(Try it) Pictures stay out, but every line of the data is copied exactly.

(Data for processing)
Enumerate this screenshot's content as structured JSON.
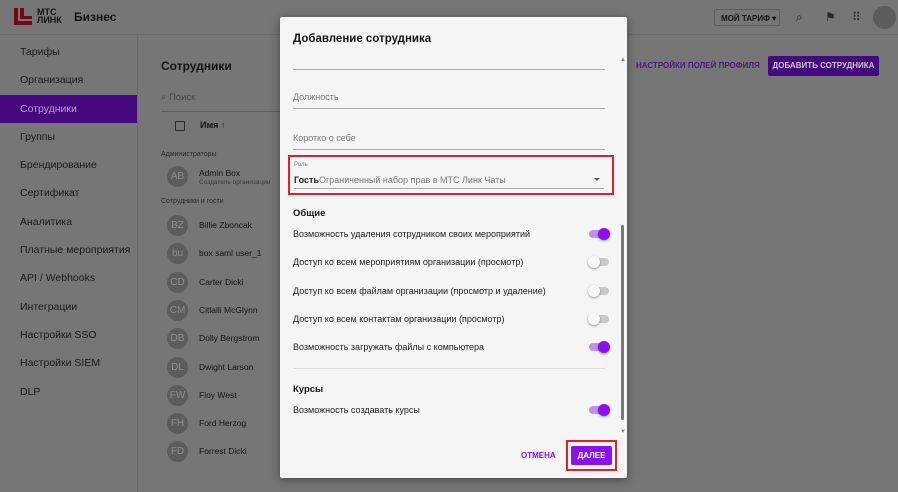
{
  "header": {
    "logo_line1": "МТС",
    "logo_line2": "ЛИНК",
    "brand": "Бизнес",
    "tariff_label": "МОЙ ТАРИФ"
  },
  "sidebar": {
    "items": [
      {
        "label": "Тарифы"
      },
      {
        "label": "Организация"
      },
      {
        "label": "Сотрудники"
      },
      {
        "label": "Группы"
      },
      {
        "label": "Брендирование"
      },
      {
        "label": "Сертификат"
      },
      {
        "label": "Аналитика"
      },
      {
        "label": "Платные мероприятия"
      },
      {
        "label": "API / Webhooks"
      },
      {
        "label": "Интеграции"
      },
      {
        "label": "Настройки SSO"
      },
      {
        "label": "Настройки SIEM"
      },
      {
        "label": "DLP"
      }
    ]
  },
  "main": {
    "title": "Сотрудники",
    "search_placeholder": "Поиск",
    "col_name": "Имя ↑",
    "profile_fields_link": "НАСТРОЙКИ ПОЛЕЙ ПРОФИЛЯ",
    "add_button": "ДОБАВИТЬ СОТРУДНИКА",
    "admins_label": "Администраторы",
    "admin": {
      "initials": "AB",
      "name": "Admin Box",
      "sub": "Создатель организации"
    },
    "staff_label": "Сотрудники и гости",
    "people": [
      {
        "initials": "BZ",
        "name": "Billie Zboncak"
      },
      {
        "initials": "bu",
        "name": "box saml user_1"
      },
      {
        "initials": "CD",
        "name": "Carter Dicki"
      },
      {
        "initials": "CM",
        "name": "Citlalli McGlynn"
      },
      {
        "initials": "DB",
        "name": "Dolly Bergstrom"
      },
      {
        "initials": "DL",
        "name": "Dwight Larson"
      },
      {
        "initials": "FW",
        "name": "Floy West"
      },
      {
        "initials": "FH",
        "name": "Ford Herzog"
      },
      {
        "initials": "FD",
        "name": "Forrest Dicki"
      }
    ]
  },
  "modal": {
    "title": "Добавление сотрудника",
    "position_placeholder": "Должность",
    "about_placeholder": "Коротко о себе",
    "role_label": "Роль",
    "role_value": "Гость",
    "role_desc": "Ограниченный набор прав в МТС Линк Чаты",
    "general_heading": "Общие",
    "general": [
      {
        "label": "Возможность удаления сотрудником своих мероприятий",
        "on": true
      },
      {
        "label": "Доступ ко всем мероприятиям организации (просмотр)",
        "on": false
      },
      {
        "label": "Доступ ко всем файлам организации (просмотр и удаление)",
        "on": false
      },
      {
        "label": "Доступ ко всем контактам организации (просмотр)",
        "on": false
      },
      {
        "label": "Возможность загружать файлы с компьютера",
        "on": true
      }
    ],
    "courses_heading": "Курсы",
    "courses": [
      {
        "label": "Возможность создавать курсы",
        "on": true
      }
    ],
    "cancel": "ОТМЕНА",
    "next": "ДАЛЕЕ"
  }
}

(Result of the exercise)
Enumerate this screenshot's content as structured JSON.
{
  "header": {
    "logo_line1": "МТС",
    "logo_line2": "ЛИНК",
    "brand": "Бизнес",
    "tariff_label": "МОЙ ТАРИФ"
  },
  "sidebar": {
    "items": [
      {
        "label": "Тарифы"
      },
      {
        "label": "Организация"
      },
      {
        "label": "Сотрудники"
      },
      {
        "label": "Группы"
      },
      {
        "label": "Брендирование"
      },
      {
        "label": "Сертификат"
      },
      {
        "label": "Аналитика"
      },
      {
        "label": "Платные мероприятия"
      },
      {
        "label": "API / Webhooks"
      },
      {
        "label": "Интеграции"
      },
      {
        "label": "Настройки SSO"
      },
      {
        "label": "Настройки SIEM"
      },
      {
        "label": "DLP"
      }
    ]
  },
  "main": {
    "title": "Сотрудники",
    "search_placeholder": "Поиск",
    "col_name": "Имя ↑",
    "profile_fields_link": "НАСТРОЙКИ ПОЛЕЙ ПРОФИЛЯ",
    "add_button": "ДОБАВИТЬ СОТРУДНИКА",
    "admins_label": "Администраторы",
    "admin": {
      "initials": "AB",
      "name": "Admin Box",
      "sub": "Создатель организации"
    },
    "staff_label": "Сотрудники и гости",
    "people": [
      {
        "initials": "BZ",
        "name": "Billie Zboncak"
      },
      {
        "initials": "bu",
        "name": "box saml user_1"
      },
      {
        "initials": "CD",
        "name": "Carter Dicki"
      },
      {
        "initials": "CM",
        "name": "Citlalli McGlynn"
      },
      {
        "initials": "DB",
        "name": "Dolly Bergstrom"
      },
      {
        "initials": "DL",
        "name": "Dwight Larson"
      },
      {
        "initials": "FW",
        "name": "Floy West"
      },
      {
        "initials": "FH",
        "name": "Ford Herzog"
      },
      {
        "initials": "FD",
        "name": "Forrest Dicki"
      }
    ]
  },
  "modal": {
    "title": "Добавление сотрудника",
    "position_placeholder": "Должность",
    "about_placeholder": "Коротко о себе",
    "role_label": "Роль",
    "role_value": "Гость",
    "role_desc": "Ограниченный набор прав в МТС Линк Чаты",
    "general_heading": "Общие",
    "general": [
      {
        "label": "Возможность удаления сотрудником своих мероприятий",
        "on": true
      },
      {
        "label": "Доступ ко всем мероприятиям организации (просмотр)",
        "on": false
      },
      {
        "label": "Доступ ко всем файлам организации (просмотр и удаление)",
        "on": false
      },
      {
        "label": "Доступ ко всем контактам организации (просмотр)",
        "on": false
      },
      {
        "label": "Возможность загружать файлы с компьютера",
        "on": true
      }
    ],
    "courses_heading": "Курсы",
    "courses": [
      {
        "label": "Возможность создавать курсы",
        "on": true
      }
    ],
    "cancel": "ОТМЕНА",
    "next": "ДАЛЕЕ"
  }
}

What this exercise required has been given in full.